Would you reproduce every record exactly, leaving out the pictures?

##### Exercise input

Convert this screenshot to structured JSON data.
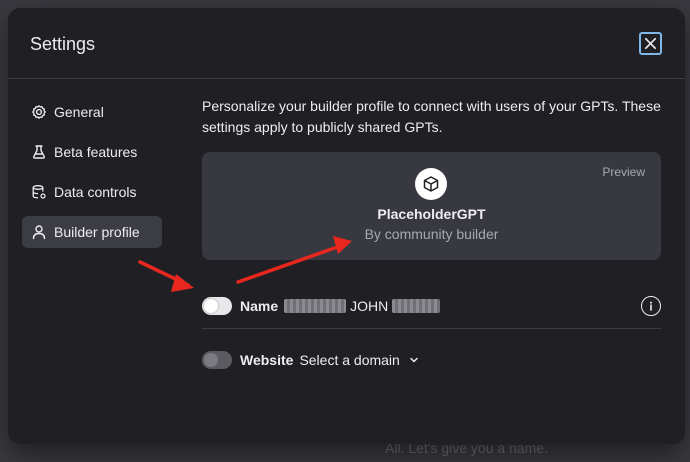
{
  "background": {
    "hint_text": "All. Let's give you a name."
  },
  "modal": {
    "title": "Settings",
    "close_icon": "close-icon"
  },
  "sidebar": {
    "items": [
      {
        "label": "General",
        "icon": "gear-icon"
      },
      {
        "label": "Beta features",
        "icon": "flask-icon"
      },
      {
        "label": "Data controls",
        "icon": "database-icon"
      },
      {
        "label": "Builder profile",
        "icon": "user-icon",
        "active": true
      }
    ]
  },
  "builder": {
    "description": "Personalize your builder profile to connect with users of your GPTs. These settings apply to publicly shared GPTs.",
    "preview": {
      "tag": "Preview",
      "gpt_name": "PlaceholderGPT",
      "byline": "By community builder"
    },
    "name_row": {
      "label": "Name",
      "visible_text": "JOHN",
      "toggle_on": true
    },
    "website_row": {
      "label": "Website",
      "select_value": "Select a domain",
      "toggle_on": false
    }
  },
  "colors": {
    "annotation_arrow": "#e8271f",
    "modal_bg": "#202024",
    "card_bg": "#383840",
    "close_border": "#7eb6e8"
  }
}
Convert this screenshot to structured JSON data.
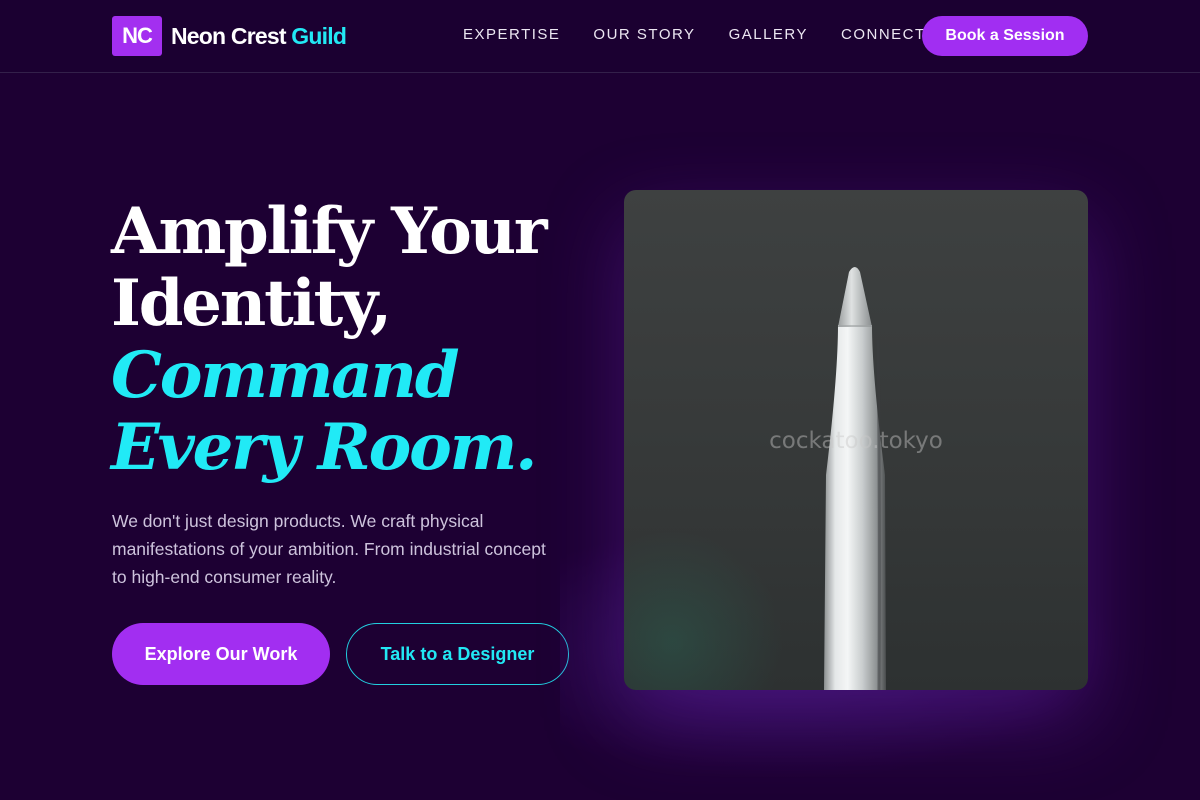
{
  "header": {
    "logo_mark": "NC",
    "brand_name": "Neon Crest",
    "brand_accent": "Guild",
    "nav": [
      "EXPERTISE",
      "OUR STORY",
      "GALLERY",
      "CONNECT"
    ],
    "cta_label": "Book a Session"
  },
  "hero": {
    "headline_lines": [
      "Amplify Your",
      "Identity,"
    ],
    "headline_accent_lines": [
      "Command",
      "Every Room."
    ],
    "subtext": "We don't just design products. We craft physical manifestations of your ambition. From industrial concept to high-end consumer reality.",
    "primary_button": "Explore Our Work",
    "secondary_button": "Talk to a Designer",
    "image_watermark": "cockatoo.tokyo"
  },
  "colors": {
    "background": "#1d0033",
    "primary": "#a22ef1",
    "accent": "#22e8f4"
  },
  "icons": {
    "product_image": "stylus-pencil-photo"
  }
}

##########

Solution to this task:
Convert this screenshot to structured JSON data.
{
  "background": {
    "hint_text": "All. Let's give you a name."
  },
  "modal": {
    "title": "Settings",
    "close_icon": "close-icon"
  },
  "sidebar": {
    "items": [
      {
        "label": "General",
        "icon": "gear-icon"
      },
      {
        "label": "Beta features",
        "icon": "flask-icon"
      },
      {
        "label": "Data controls",
        "icon": "database-icon"
      },
      {
        "label": "Builder profile",
        "icon": "user-icon",
        "active": true
      }
    ]
  },
  "builder": {
    "description": "Personalize your builder profile to connect with users of your GPTs. These settings apply to publicly shared GPTs.",
    "preview": {
      "tag": "Preview",
      "gpt_name": "PlaceholderGPT",
      "byline": "By community builder"
    },
    "name_row": {
      "label": "Name",
      "visible_text": "JOHN",
      "toggle_on": true
    },
    "website_row": {
      "label": "Website",
      "select_value": "Select a domain",
      "toggle_on": false
    }
  },
  "colors": {
    "annotation_arrow": "#e8271f",
    "modal_bg": "#202024",
    "card_bg": "#383840",
    "close_border": "#7eb6e8"
  }
}
Convert this screenshot to structured JSON data.
{
  "header": {
    "logo_mark": "NC",
    "brand_name": "Neon Crest",
    "brand_accent": "Guild",
    "nav": [
      "EXPERTISE",
      "OUR STORY",
      "GALLERY",
      "CONNECT"
    ],
    "cta_label": "Book a Session"
  },
  "hero": {
    "headline_lines": [
      "Amplify Your",
      "Identity,"
    ],
    "headline_accent_lines": [
      "Command",
      "Every Room."
    ],
    "subtext": "We don't just design products. We craft physical manifestations of your ambition. From industrial concept to high-end consumer reality.",
    "primary_button": "Explore Our Work",
    "secondary_button": "Talk to a Designer",
    "image_watermark": "cockatoo.tokyo"
  },
  "colors": {
    "background": "#1d0033",
    "primary": "#a22ef1",
    "accent": "#22e8f4"
  },
  "icons": {
    "product_image": "stylus-pencil-photo"
  }
}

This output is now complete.